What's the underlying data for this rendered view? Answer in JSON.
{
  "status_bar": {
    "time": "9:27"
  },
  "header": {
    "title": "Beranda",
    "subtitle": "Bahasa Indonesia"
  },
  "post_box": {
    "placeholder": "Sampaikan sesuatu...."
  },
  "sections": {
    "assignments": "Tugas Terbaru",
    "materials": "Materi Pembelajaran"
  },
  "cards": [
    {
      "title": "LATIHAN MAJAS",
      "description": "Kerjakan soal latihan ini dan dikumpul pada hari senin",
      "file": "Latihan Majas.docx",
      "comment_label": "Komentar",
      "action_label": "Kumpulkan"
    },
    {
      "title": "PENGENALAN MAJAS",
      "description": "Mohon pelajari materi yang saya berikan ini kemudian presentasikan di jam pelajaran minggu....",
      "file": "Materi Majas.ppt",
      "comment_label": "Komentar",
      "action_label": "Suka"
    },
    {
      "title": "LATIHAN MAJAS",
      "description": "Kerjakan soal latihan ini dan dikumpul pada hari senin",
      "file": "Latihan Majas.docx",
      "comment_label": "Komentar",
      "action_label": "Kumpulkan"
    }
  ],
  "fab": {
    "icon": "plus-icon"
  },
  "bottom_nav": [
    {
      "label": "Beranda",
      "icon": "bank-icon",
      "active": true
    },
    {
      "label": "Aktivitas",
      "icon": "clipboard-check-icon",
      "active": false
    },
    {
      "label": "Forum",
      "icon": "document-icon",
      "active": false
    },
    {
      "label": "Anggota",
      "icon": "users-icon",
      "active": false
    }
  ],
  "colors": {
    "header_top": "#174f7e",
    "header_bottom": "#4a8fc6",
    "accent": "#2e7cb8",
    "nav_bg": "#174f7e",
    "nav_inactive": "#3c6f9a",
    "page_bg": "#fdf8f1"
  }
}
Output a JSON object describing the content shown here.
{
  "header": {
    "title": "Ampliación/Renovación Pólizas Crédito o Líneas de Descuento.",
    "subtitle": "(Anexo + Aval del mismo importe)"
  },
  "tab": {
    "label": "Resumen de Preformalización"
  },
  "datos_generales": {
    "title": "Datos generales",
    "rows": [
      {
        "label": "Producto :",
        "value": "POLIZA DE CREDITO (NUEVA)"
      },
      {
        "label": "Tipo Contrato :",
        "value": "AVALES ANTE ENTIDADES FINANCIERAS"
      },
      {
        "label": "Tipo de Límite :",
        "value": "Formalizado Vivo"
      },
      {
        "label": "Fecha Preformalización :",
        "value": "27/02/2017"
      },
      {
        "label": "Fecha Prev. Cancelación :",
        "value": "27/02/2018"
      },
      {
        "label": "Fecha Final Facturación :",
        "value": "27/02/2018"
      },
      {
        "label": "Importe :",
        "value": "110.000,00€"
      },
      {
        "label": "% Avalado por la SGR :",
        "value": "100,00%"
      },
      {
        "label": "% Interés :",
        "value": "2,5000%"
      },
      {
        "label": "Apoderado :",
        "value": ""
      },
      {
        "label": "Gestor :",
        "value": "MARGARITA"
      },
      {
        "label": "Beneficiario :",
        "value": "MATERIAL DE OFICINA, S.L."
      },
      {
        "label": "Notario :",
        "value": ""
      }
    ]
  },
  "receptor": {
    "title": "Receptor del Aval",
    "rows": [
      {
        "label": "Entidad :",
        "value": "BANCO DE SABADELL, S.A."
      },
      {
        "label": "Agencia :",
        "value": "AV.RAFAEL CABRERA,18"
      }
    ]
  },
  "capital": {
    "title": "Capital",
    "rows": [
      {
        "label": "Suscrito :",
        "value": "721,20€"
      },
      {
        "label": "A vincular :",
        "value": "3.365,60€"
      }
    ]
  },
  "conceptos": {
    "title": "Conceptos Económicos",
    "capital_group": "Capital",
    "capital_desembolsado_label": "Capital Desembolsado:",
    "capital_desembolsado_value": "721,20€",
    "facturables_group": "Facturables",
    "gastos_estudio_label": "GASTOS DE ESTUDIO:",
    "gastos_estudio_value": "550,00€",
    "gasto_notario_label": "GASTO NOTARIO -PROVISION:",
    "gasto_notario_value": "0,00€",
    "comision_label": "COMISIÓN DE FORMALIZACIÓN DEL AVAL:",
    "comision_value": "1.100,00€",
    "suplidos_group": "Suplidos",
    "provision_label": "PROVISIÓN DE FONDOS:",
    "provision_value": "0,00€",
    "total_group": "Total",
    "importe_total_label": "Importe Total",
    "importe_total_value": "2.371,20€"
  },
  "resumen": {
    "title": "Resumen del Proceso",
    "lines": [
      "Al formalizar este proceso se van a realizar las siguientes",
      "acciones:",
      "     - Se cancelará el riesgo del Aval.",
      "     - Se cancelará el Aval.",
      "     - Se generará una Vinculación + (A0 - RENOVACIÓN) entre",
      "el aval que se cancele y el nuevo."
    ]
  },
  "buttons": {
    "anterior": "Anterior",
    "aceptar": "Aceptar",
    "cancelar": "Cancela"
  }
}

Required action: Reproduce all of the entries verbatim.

Your response:
What's the underlying data for this rendered view? Answer in JSON.
{
  "status_bar": {
    "time": "9:27"
  },
  "header": {
    "title": "Beranda",
    "subtitle": "Bahasa Indonesia"
  },
  "post_box": {
    "placeholder": "Sampaikan sesuatu...."
  },
  "sections": {
    "assignments": "Tugas Terbaru",
    "materials": "Materi Pembelajaran"
  },
  "cards": [
    {
      "title": "LATIHAN MAJAS",
      "description": "Kerjakan soal latihan ini dan dikumpul pada hari senin",
      "file": "Latihan Majas.docx",
      "comment_label": "Komentar",
      "action_label": "Kumpulkan"
    },
    {
      "title": "PENGENALAN MAJAS",
      "description": "Mohon pelajari materi yang saya berikan ini kemudian presentasikan di jam pelajaran minggu....",
      "file": "Materi Majas.ppt",
      "comment_label": "Komentar",
      "action_label": "Suka"
    },
    {
      "title": "LATIHAN MAJAS",
      "description": "Kerjakan soal latihan ini dan dikumpul pada hari senin",
      "file": "Latihan Majas.docx",
      "comment_label": "Komentar",
      "action_label": "Kumpulkan"
    }
  ],
  "fab": {
    "icon": "plus-icon"
  },
  "bottom_nav": [
    {
      "label": "Beranda",
      "icon": "bank-icon",
      "active": true
    },
    {
      "label": "Aktivitas",
      "icon": "clipboard-check-icon",
      "active": false
    },
    {
      "label": "Forum",
      "icon": "document-icon",
      "active": false
    },
    {
      "label": "Anggota",
      "icon": "users-icon",
      "active": false
    }
  ],
  "colors": {
    "header_top": "#174f7e",
    "header_bottom": "#4a8fc6",
    "accent": "#2e7cb8",
    "nav_bg": "#174f7e",
    "nav_inactive": "#3c6f9a",
    "page_bg": "#fdf8f1"
  }
}
Output a JSON object describing the content shown here.
{
  "header": {
    "title": "Ampliación/Renovación Pólizas Crédito o Líneas de Descuento.",
    "subtitle": "(Anexo + Aval del mismo importe)"
  },
  "tab": {
    "label": "Resumen de Preformalización"
  },
  "datos_generales": {
    "title": "Datos generales",
    "rows": [
      {
        "label": "Producto :",
        "value": "POLIZA DE CREDITO (NUEVA)"
      },
      {
        "label": "Tipo Contrato :",
        "value": "AVALES ANTE ENTIDADES FINANCIERAS"
      },
      {
        "label": "Tipo de Límite :",
        "value": "Formalizado Vivo"
      },
      {
        "label": "Fecha Preformalización :",
        "value": "27/02/2017"
      },
      {
        "label": "Fecha Prev. Cancelación :",
        "value": "27/02/2018"
      },
      {
        "label": "Fecha Final Facturación :",
        "value": "27/02/2018"
      },
      {
        "label": "Importe :",
        "value": "110.000,00€"
      },
      {
        "label": "% Avalado por la SGR :",
        "value": "100,00%"
      },
      {
        "label": "% Interés :",
        "value": "2,5000%"
      },
      {
        "label": "Apoderado :",
        "value": ""
      },
      {
        "label": "Gestor :",
        "value": "MARGARITA"
      },
      {
        "label": "Beneficiario :",
        "value": "MATERIAL DE OFICINA, S.L."
      },
      {
        "label": "Notario :",
        "value": ""
      }
    ]
  },
  "receptor": {
    "title": "Receptor del Aval",
    "rows": [
      {
        "label": "Entidad :",
        "value": "BANCO DE SABADELL, S.A."
      },
      {
        "label": "Agencia :",
        "value": "AV.RAFAEL CABRERA,18"
      }
    ]
  },
  "capital": {
    "title": "Capital",
    "rows": [
      {
        "label": "Suscrito :",
        "value": "721,20€"
      },
      {
        "label": "A vincular :",
        "value": "3.365,60€"
      }
    ]
  },
  "conceptos": {
    "title": "Conceptos Económicos",
    "capital_group": "Capital",
    "capital_desembolsado_label": "Capital Desembolsado:",
    "capital_desembolsado_value": "721,20€",
    "facturables_group": "Facturables",
    "gastos_estudio_label": "GASTOS DE ESTUDIO:",
    "gastos_estudio_value": "550,00€",
    "gasto_notario_label": "GASTO NOTARIO -PROVISION:",
    "gasto_notario_value": "0,00€",
    "comision_label": "COMISIÓN DE FORMALIZACIÓN DEL AVAL:",
    "comision_value": "1.100,00€",
    "suplidos_group": "Suplidos",
    "provision_label": "PROVISIÓN DE FONDOS:",
    "provision_value": "0,00€",
    "total_group": "Total",
    "importe_total_label": "Importe Total",
    "importe_total_value": "2.371,20€"
  },
  "resumen": {
    "title": "Resumen del Proceso",
    "lines": [
      "Al formalizar este proceso se van a realizar las siguientes",
      "acciones:",
      "     - Se cancelará el riesgo del Aval.",
      "     - Se cancelará el Aval.",
      "     - Se generará una Vinculación + (A0 - RENOVACIÓN) entre",
      "el aval que se cancele y el nuevo."
    ]
  },
  "buttons": {
    "anterior": "Anterior",
    "aceptar": "Aceptar",
    "cancelar": "Cancela"
  }
}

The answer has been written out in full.